**What the exercise asks**
Set down the material exactly. Keep every line.

**Records shown**
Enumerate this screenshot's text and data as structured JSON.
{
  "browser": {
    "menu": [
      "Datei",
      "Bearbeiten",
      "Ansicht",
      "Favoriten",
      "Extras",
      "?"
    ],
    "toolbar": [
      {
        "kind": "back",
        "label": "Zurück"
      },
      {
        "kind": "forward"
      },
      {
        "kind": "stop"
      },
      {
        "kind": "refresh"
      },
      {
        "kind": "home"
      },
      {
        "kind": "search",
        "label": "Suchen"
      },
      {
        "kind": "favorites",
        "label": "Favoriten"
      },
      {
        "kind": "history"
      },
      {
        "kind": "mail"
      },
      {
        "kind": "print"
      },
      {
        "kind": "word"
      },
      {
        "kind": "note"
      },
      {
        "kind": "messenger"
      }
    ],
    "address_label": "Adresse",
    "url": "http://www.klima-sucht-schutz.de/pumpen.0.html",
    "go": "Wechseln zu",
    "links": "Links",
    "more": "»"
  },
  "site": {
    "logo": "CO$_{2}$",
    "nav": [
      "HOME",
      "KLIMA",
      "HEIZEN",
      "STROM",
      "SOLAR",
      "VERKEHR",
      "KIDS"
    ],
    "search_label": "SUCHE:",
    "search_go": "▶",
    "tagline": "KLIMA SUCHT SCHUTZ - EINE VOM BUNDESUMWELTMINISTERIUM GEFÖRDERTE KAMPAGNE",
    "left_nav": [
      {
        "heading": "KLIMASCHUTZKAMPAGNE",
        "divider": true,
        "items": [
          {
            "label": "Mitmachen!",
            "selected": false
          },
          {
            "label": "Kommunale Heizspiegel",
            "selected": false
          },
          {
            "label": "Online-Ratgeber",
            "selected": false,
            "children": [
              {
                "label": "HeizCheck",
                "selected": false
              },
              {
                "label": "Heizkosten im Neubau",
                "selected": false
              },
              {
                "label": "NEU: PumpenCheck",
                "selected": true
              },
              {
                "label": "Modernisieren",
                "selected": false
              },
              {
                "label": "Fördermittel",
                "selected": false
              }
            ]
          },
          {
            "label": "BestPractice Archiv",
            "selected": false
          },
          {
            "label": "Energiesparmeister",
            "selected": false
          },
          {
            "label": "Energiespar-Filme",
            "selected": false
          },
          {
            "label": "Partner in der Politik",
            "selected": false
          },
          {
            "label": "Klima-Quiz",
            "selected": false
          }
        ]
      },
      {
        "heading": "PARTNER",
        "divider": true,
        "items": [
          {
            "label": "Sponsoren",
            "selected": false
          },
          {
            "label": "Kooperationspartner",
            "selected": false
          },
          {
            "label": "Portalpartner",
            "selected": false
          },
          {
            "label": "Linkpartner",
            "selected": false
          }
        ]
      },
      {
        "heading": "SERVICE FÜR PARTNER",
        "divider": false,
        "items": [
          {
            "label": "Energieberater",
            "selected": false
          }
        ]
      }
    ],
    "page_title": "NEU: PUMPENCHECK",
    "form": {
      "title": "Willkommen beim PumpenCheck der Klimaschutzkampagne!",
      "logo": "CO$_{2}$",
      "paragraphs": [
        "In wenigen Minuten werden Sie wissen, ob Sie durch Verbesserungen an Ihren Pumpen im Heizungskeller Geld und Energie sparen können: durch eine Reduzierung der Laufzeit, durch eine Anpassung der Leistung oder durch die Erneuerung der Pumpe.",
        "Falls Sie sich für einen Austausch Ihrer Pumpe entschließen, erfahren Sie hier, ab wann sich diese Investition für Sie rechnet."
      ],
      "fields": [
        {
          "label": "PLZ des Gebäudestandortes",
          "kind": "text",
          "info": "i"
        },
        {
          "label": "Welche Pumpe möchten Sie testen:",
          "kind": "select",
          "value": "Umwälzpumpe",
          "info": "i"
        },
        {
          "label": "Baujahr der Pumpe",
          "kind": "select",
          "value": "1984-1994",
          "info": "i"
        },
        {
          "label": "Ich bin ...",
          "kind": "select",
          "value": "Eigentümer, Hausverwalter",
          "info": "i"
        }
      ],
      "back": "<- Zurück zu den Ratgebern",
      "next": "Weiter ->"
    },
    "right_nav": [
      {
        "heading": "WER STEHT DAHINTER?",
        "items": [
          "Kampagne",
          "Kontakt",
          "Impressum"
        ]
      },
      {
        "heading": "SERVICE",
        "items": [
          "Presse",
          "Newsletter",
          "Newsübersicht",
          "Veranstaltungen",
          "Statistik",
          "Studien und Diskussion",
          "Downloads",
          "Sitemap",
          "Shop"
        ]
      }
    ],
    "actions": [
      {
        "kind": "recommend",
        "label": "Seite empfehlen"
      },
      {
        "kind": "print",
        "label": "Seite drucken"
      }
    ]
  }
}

**Response below**
Enumerate this screenshot's text and data as structured JSON.
{
  "browser": {
    "menu": [
      "Datei",
      "Bearbeiten",
      "Ansicht",
      "Favoriten",
      "Extras",
      "?"
    ],
    "toolbar": [
      {
        "kind": "back",
        "label": "Zurück"
      },
      {
        "kind": "forward"
      },
      {
        "kind": "stop"
      },
      {
        "kind": "refresh"
      },
      {
        "kind": "home"
      },
      {
        "kind": "search",
        "label": "Suchen"
      },
      {
        "kind": "favorites",
        "label": "Favoriten"
      },
      {
        "kind": "history"
      },
      {
        "kind": "mail"
      },
      {
        "kind": "print"
      },
      {
        "kind": "word"
      },
      {
        "kind": "note"
      },
      {
        "kind": "messenger"
      }
    ],
    "address_label": "Adresse",
    "url": "http://www.klima-sucht-schutz.de/pumpen.0.html",
    "go": "Wechseln zu",
    "links": "Links",
    "more": "»"
  },
  "site": {
    "logo": "CO$_{2}$",
    "nav": [
      "HOME",
      "KLIMA",
      "HEIZEN",
      "STROM",
      "SOLAR",
      "VERKEHR",
      "KIDS"
    ],
    "search_label": "SUCHE:",
    "search_go": "▶",
    "tagline": "KLIMA SUCHT SCHUTZ - EINE VOM BUNDESUMWELTMINISTERIUM GEFÖRDERTE KAMPAGNE",
    "left_nav": [
      {
        "heading": "KLIMASCHUTZKAMPAGNE",
        "divider": true,
        "items": [
          {
            "label": "Mitmachen!",
            "selected": false
          },
          {
            "label": "Kommunale Heizspiegel",
            "selected": false
          },
          {
            "label": "Online-Ratgeber",
            "selected": false,
            "children": [
              {
                "label": "HeizCheck",
                "selected": false
              },
              {
                "label": "Heizkosten im Neubau",
                "selected": false
              },
              {
                "label": "NEU: PumpenCheck",
                "selected": true
              },
              {
                "label": "Modernisieren",
                "selected": false
              },
              {
                "label": "Fördermittel",
                "selected": false
              }
            ]
          },
          {
            "label": "BestPractice Archiv",
            "selected": false
          },
          {
            "label": "Energiesparmeister",
            "selected": false
          },
          {
            "label": "Energiespar-Filme",
            "selected": false
          },
          {
            "label": "Partner in der Politik",
            "selected": false
          },
          {
            "label": "Klima-Quiz",
            "selected": false
          }
        ]
      },
      {
        "heading": "PARTNER",
        "divider": true,
        "items": [
          {
            "label": "Sponsoren",
            "selected": false
          },
          {
            "label": "Kooperationspartner",
            "selected": false
          },
          {
            "label": "Portalpartner",
            "selected": false
          },
          {
            "label": "Linkpartner",
            "selected": false
          }
        ]
      },
      {
        "heading": "SERVICE FÜR PARTNER",
        "divider": false,
        "items": [
          {
            "label": "Energieberater",
            "selected": false
          }
        ]
      }
    ],
    "page_title": "NEU: PUMPENCHECK",
    "form": {
      "title": "Willkommen beim PumpenCheck der Klimaschutzkampagne!",
      "logo": "CO$_{2}$",
      "paragraphs": [
        "In wenigen Minuten werden Sie wissen, ob Sie durch Verbesserungen an Ihren Pumpen im Heizungskeller Geld und Energie sparen können: durch eine Reduzierung der Laufzeit, durch eine Anpassung der Leistung oder durch die Erneuerung der Pumpe.",
        "Falls Sie sich für einen Austausch Ihrer Pumpe entschließen, erfahren Sie hier, ab wann sich diese Investition für Sie rechnet."
      ],
      "fields": [
        {
          "label": "PLZ des Gebäudestandortes",
          "kind": "text",
          "info": "i"
        },
        {
          "label": "Welche Pumpe möchten Sie testen:",
          "kind": "select",
          "value": "Umwälzpumpe",
          "info": "i"
        },
        {
          "label": "Baujahr der Pumpe",
          "kind": "select",
          "value": "1984-1994",
          "info": "i"
        },
        {
          "label": "Ich bin ...",
          "kind": "select",
          "value": "Eigentümer, Hausverwalter",
          "info": "i"
        }
      ],
      "back": "<- Zurück zu den Ratgebern",
      "next": "Weiter ->"
    },
    "right_nav": [
      {
        "heading": "WER STEHT DAHINTER?",
        "items": [
          "Kampagne",
          "Kontakt",
          "Impressum"
        ]
      },
      {
        "heading": "SERVICE",
        "items": [
          "Presse",
          "Newsletter",
          "Newsübersicht",
          "Veranstaltungen",
          "Statistik",
          "Studien und Diskussion",
          "Downloads",
          "Sitemap",
          "Shop"
        ]
      }
    ],
    "actions": [
      {
        "kind": "recommend",
        "label": "Seite empfehlen"
      },
      {
        "kind": "print",
        "label": "Seite drucken"
      }
    ]
  }
}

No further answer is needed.